The economic output of social training institutions in China reached 800 billion yuan last year, and training classes for the primary and middle school courses accounted for a majority of the overall output. But the promotion of social training institution alone is not to blame for that.
The massive market for training classes for the primary and middle school courses has developed to meet the unreasonable demands of extracurricular classes because of the unbalanced distribution of compulsory educational resources and the senior high school entrance examination and national college entrance examination. So the exam-oriented education system is to equally blame for the current situation.
The education authorities always require local primary and middle schools to reduce the burden of exams and homework on students. But only when the exam-oriented education system is reformed can parents stop sending their children to extracurricular classes and not fear that they might lose the competitive edge in future competitions.
Some so-called experts suggest schools hold only half-day classes to reduce students’ education burden, but suggestions such as these are what sound like music to the ears of social training institutions.
It is ironic that education authorities advice parents not to focus on their children’s academic scores and tell schools to lower students’ academic performance requirements, but continue to admit students to high schools and colleges on the basis of their entrance exam scores.
There is no reason to doubt the good intentions of the education authorities when it comes to reducing students’ burden. But administrative regulations and restrictions can only reinforce administrative power while hardly achieving the original goal.
One reason for the unbalanced distribution of educational resource is that the administrative authorities oversee the process. For instance, almost every given area has some “super” senior high schools that by default get a majority of the local educational resources and good students. These schools, which aggravate the unbalanced distribution of educational resources in local areas, are always supported and promoted by local administrative authorities because they add weight to their political achievements.
It is difficult to reform the senior high school and national college entrance exams mainly because the education authorities are unwilling to delegate their power to other agencies.
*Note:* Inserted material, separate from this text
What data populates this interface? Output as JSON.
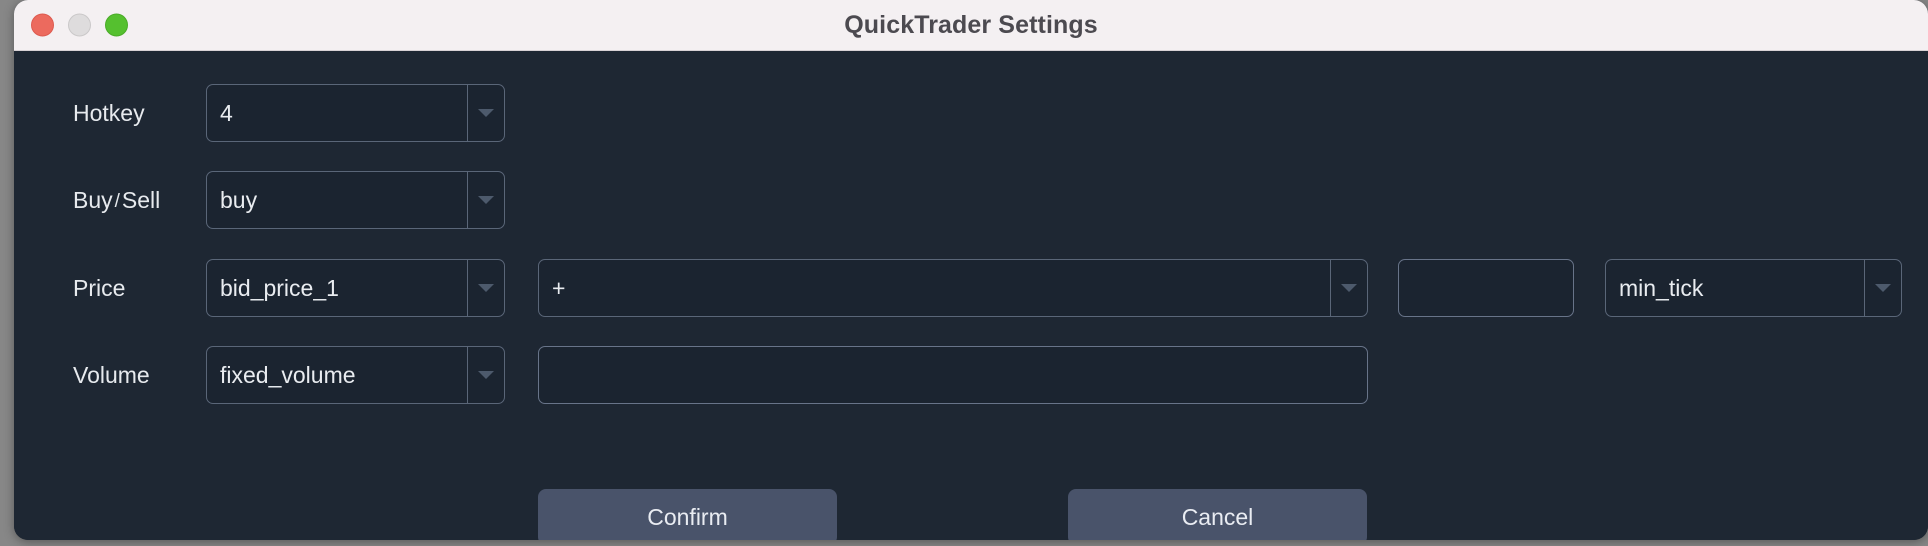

The separation of admission and exam scores would require the education authorities to delegate the power to evaluate exam scores to social professional agencies, and the independent right of running a school to the school officials, and to give students the right to choose the school or college they want to get admitted to. And all this can be achieved— and students’ education burden can be reduced— only when the exam-oriented education system is thoroughly reformed.
And all this can be achieved— and students’ education burden can be reduced— only when the exam-oriented education system is thoroughly reformed.
The author is deputy director of the 21st Century Education Research Institute.